(Data about app and page elements)
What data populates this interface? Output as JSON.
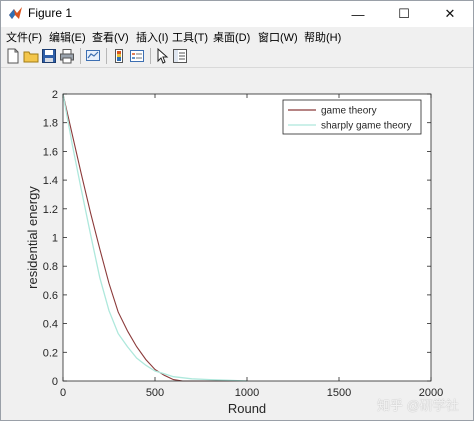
{
  "window": {
    "title": "Figure 1",
    "controls": {
      "minimize": "—",
      "maximize": "☐",
      "close": "✕"
    }
  },
  "menu": {
    "items": [
      "文件(F)",
      "编辑(E)",
      "查看(V)",
      "插入(I)",
      "工具(T)",
      "桌面(D)",
      "窗口(W)",
      "帮助(H)"
    ]
  },
  "toolbar": {
    "icons": [
      "new-figure-icon",
      "open-file-icon",
      "save-icon",
      "print-icon",
      "link-plot-icon",
      "insert-colorbar-icon",
      "insert-legend-icon",
      "select-arrow-icon",
      "property-inspector-icon"
    ]
  },
  "watermark": "知乎 @研学社",
  "colors": {
    "series_game_theory": "#8b3a3a",
    "series_sharply": "#aee8dc"
  },
  "chart_data": {
    "type": "line",
    "title": "",
    "xlabel": "Round",
    "ylabel": "residential energy",
    "xlim": [
      0,
      2000
    ],
    "ylim": [
      0,
      2
    ],
    "xticks": [
      "0",
      "500",
      "1000",
      "1500",
      "2000"
    ],
    "yticks": [
      "0",
      "0.2",
      "0.4",
      "0.6",
      "0.8",
      "1",
      "1.2",
      "1.4",
      "1.6",
      "1.8",
      "2"
    ],
    "grid": false,
    "legend_position": "top-right",
    "series": [
      {
        "name": "game theory",
        "x": [
          0,
          50,
          100,
          150,
          200,
          250,
          300,
          350,
          400,
          450,
          500,
          550,
          600,
          650,
          700,
          1000
        ],
        "values": [
          2.0,
          1.72,
          1.44,
          1.17,
          0.92,
          0.68,
          0.48,
          0.35,
          0.24,
          0.15,
          0.08,
          0.04,
          0.01,
          0.0,
          0.0,
          0.0
        ]
      },
      {
        "name": "sharply game theory",
        "x": [
          0,
          50,
          100,
          150,
          200,
          250,
          300,
          350,
          400,
          450,
          500,
          550,
          600,
          700,
          800,
          900,
          1000
        ],
        "values": [
          2.0,
          1.65,
          1.33,
          1.02,
          0.72,
          0.49,
          0.33,
          0.24,
          0.16,
          0.11,
          0.07,
          0.05,
          0.03,
          0.015,
          0.01,
          0.005,
          0.0
        ]
      }
    ]
  }
}
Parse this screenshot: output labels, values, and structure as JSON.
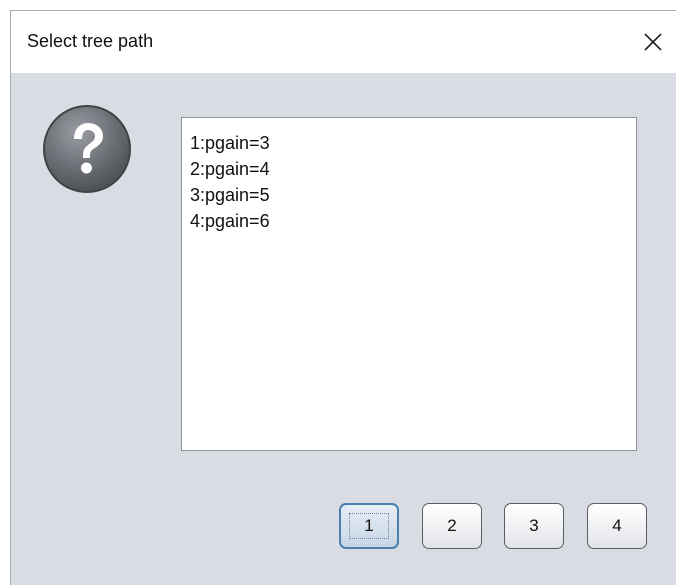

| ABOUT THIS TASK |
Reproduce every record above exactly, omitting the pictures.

| ANSWER TO THE PROBLEM |
What data populates this interface? Output as JSON.
{
  "window": {
    "title": "Figure 1",
    "controls": {
      "minimize": "—",
      "maximize": "☐",
      "close": "✕"
    }
  },
  "menu": {
    "items": [
      "文件(F)",
      "编辑(E)",
      "查看(V)",
      "插入(I)",
      "工具(T)",
      "桌面(D)",
      "窗口(W)",
      "帮助(H)"
    ]
  },
  "toolbar": {
    "icons": [
      "new-figure-icon",
      "open-file-icon",
      "save-icon",
      "print-icon",
      "link-plot-icon",
      "insert-colorbar-icon",
      "insert-legend-icon",
      "select-arrow-icon",
      "property-inspector-icon"
    ]
  },
  "watermark": "知乎 @研学社",
  "colors": {
    "series_game_theory": "#8b3a3a",
    "series_sharply": "#aee8dc"
  },
  "chart_data": {
    "type": "line",
    "title": "",
    "xlabel": "Round",
    "ylabel": "residential energy",
    "xlim": [
      0,
      2000
    ],
    "ylim": [
      0,
      2
    ],
    "xticks": [
      "0",
      "500",
      "1000",
      "1500",
      "2000"
    ],
    "yticks": [
      "0",
      "0.2",
      "0.4",
      "0.6",
      "0.8",
      "1",
      "1.2",
      "1.4",
      "1.6",
      "1.8",
      "2"
    ],
    "grid": false,
    "legend_position": "top-right",
    "series": [
      {
        "name": "game theory",
        "x": [
          0,
          50,
          100,
          150,
          200,
          250,
          300,
          350,
          400,
          450,
          500,
          550,
          600,
          650,
          700,
          1000
        ],
        "values": [
          2.0,
          1.72,
          1.44,
          1.17,
          0.92,
          0.68,
          0.48,
          0.35,
          0.24,
          0.15,
          0.08,
          0.04,
          0.01,
          0.0,
          0.0,
          0.0
        ]
      },
      {
        "name": "sharply game theory",
        "x": [
          0,
          50,
          100,
          150,
          200,
          250,
          300,
          350,
          400,
          450,
          500,
          550,
          600,
          700,
          800,
          900,
          1000
        ],
        "values": [
          2.0,
          1.65,
          1.33,
          1.02,
          0.72,
          0.49,
          0.33,
          0.24,
          0.16,
          0.11,
          0.07,
          0.05,
          0.03,
          0.015,
          0.01,
          0.005,
          0.0
        ]
      }
    ]
  }
}
Parse this screenshot: output labels, values, and structure as JSON.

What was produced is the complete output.